Why Vote No for this Ethics BillHere is the press release regarding the latest Ethics Bill
Good government groups call on Rhode Island Senate to withdraw ethics resolution
Common Cause Rhode Island, along with the Rhode Island Taxpayers, and the League of Women Voters of Rhode, ask the Rhode Island Senate to withdraw Senate resolution 2824 Sub A as amended. This resolution, which would put a constitutional amendment regarding the jurisdiction of the Ethics Commission over the General Assembly on November’s ballot, has been hopelessly compromised. The groups remain committed to future efforts to fix the loophole created in 2009 by the Rhode Island Supreme Court’s decision in Irons v. Rhode Island Ethics Commission.
“The changes made to this important constitutional amendment last week do not serve the interest of the public,” says John Marion, Executive Director of Common Cause Rhode Island. “It is too late in the legislative session to attempt a hasty fix for such an important issue,” he continues. Last week, the Senate Judiciary Committee made significant changes that would fundamentally alter the Ethics Commission process for all public officials and employees, not just legislators. The original purpose of the resolution–fixing the loophole that allows for legislators to be immune from most of the Code of Ethics–has been hijacked to create, among other changes, a whole new appeal process that applies to everyone covered by the Code of Ethics, and not just lawmakers. That appeal process would mean anyone found in violation of an ethics violation could wipe the slate clean with a de novo trial; allowing for another bite at the apple.

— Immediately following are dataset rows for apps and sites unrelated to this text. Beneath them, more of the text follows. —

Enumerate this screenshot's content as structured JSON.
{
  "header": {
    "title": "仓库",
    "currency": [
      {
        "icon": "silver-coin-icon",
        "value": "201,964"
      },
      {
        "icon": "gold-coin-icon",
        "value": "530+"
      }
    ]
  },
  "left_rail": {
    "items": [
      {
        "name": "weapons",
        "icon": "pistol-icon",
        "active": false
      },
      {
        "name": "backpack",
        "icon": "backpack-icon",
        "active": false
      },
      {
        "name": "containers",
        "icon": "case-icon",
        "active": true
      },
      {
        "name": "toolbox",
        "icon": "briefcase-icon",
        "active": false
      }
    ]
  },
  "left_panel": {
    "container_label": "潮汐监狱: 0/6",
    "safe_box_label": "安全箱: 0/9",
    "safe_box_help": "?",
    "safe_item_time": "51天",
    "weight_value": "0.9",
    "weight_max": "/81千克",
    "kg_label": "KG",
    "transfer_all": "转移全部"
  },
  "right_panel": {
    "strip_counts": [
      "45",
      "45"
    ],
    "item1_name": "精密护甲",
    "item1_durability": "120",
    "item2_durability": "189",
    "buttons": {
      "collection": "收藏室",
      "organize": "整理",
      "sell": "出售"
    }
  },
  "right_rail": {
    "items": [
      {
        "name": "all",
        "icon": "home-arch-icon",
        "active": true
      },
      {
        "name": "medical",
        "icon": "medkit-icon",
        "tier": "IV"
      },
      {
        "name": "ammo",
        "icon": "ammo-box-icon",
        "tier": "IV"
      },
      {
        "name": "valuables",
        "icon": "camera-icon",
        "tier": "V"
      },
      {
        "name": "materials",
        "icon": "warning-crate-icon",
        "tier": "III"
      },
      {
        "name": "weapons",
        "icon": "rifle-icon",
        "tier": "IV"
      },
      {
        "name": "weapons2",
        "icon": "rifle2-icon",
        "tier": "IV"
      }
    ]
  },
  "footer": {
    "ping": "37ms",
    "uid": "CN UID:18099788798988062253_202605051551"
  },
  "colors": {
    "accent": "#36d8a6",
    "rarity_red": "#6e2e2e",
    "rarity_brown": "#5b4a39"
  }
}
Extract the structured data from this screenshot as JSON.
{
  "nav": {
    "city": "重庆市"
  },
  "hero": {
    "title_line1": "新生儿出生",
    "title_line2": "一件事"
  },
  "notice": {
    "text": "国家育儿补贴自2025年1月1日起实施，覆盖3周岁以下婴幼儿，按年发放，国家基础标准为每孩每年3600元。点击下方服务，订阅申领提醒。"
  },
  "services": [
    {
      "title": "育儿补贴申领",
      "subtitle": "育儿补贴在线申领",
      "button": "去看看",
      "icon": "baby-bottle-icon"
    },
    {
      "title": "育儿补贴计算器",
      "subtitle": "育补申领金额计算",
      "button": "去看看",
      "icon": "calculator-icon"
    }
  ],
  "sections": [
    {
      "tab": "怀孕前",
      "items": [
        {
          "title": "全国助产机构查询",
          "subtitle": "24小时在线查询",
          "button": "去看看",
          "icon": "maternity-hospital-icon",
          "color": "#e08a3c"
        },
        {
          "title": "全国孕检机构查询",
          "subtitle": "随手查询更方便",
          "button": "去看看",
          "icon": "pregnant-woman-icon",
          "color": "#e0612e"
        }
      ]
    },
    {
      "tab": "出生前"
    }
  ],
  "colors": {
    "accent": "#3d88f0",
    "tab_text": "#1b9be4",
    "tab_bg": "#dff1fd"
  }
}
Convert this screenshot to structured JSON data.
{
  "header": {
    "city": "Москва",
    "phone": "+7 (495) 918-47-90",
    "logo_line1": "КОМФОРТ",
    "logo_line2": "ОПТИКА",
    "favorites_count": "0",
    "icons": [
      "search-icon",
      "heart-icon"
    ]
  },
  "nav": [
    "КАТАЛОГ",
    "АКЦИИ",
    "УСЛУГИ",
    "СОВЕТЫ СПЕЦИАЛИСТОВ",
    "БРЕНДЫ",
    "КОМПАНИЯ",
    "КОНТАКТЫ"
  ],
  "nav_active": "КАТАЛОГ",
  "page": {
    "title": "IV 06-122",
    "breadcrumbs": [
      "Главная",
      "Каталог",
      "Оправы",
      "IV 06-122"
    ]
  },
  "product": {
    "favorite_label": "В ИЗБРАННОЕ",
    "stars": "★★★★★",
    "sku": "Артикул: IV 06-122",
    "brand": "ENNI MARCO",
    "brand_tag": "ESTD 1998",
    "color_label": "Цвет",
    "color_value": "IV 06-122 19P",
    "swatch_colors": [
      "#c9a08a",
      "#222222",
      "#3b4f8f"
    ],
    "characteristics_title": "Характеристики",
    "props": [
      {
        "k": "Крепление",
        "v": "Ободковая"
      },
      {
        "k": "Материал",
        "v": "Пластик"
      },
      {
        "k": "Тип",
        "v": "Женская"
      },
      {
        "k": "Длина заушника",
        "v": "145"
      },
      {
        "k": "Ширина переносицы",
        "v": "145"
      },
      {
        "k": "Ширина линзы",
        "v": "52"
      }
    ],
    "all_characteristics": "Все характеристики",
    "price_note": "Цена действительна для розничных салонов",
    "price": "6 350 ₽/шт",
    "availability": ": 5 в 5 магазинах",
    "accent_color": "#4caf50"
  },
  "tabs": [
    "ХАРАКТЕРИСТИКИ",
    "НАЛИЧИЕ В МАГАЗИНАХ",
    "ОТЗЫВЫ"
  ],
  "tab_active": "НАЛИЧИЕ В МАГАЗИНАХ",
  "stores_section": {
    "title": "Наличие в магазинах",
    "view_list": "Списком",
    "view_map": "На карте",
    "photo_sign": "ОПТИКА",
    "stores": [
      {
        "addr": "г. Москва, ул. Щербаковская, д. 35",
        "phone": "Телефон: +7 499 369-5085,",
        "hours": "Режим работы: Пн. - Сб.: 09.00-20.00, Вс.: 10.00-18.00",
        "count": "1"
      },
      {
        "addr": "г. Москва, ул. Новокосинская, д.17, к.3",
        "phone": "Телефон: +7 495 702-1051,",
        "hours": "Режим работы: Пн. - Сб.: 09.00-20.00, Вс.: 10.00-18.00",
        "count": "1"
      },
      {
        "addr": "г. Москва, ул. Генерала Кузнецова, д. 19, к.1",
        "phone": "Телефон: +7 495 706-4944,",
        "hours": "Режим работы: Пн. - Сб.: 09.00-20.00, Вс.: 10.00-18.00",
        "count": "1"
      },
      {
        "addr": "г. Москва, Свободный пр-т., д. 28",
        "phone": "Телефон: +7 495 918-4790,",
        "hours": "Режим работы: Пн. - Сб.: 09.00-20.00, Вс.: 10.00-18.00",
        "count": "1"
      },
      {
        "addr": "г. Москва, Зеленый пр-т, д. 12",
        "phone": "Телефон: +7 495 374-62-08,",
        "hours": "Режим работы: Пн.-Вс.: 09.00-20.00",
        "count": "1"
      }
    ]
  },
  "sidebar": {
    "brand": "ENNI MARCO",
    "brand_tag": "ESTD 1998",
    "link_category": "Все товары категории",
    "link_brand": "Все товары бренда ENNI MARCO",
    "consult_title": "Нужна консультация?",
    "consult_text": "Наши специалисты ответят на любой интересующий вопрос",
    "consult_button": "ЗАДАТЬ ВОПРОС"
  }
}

“The amendments made last week go far beyond what is necessary to fix this problem, and could potentially make the process of enforcing our ethics laws more complicated, more costly, and more drawn out” says Larry Girouard, President of the Rhode Island Taxpayers. Continues Girouard, “By putting an effective date of January 7, 2015 in this amendment it would provide a ‘get out of jail’ card for past unethical conduct of legislators; surely something no citizen wants.”
“As an Amicus on behalf of the Ethics Commission in the case that made this necessary, the League of Women Voters is deeply committed to closing the loophole, but these amendments go beyond what was at stake in that case,” says Jane Koster, President of the League of Women Voters of Rhode Island. While lawyers for Senator Irons asserted the right to a jury trial they did not do so for all public officials for all portions of the Code of Ethics.
Because this resolution goes far beyond simply reversing Irons, we stand united in asking the bill’s sponsor, Senator James Sheehan, Judiciary Committee Chair Michael McCaffrey, and Senate President M. Teresa Paiva Weed, to withdraw the bill.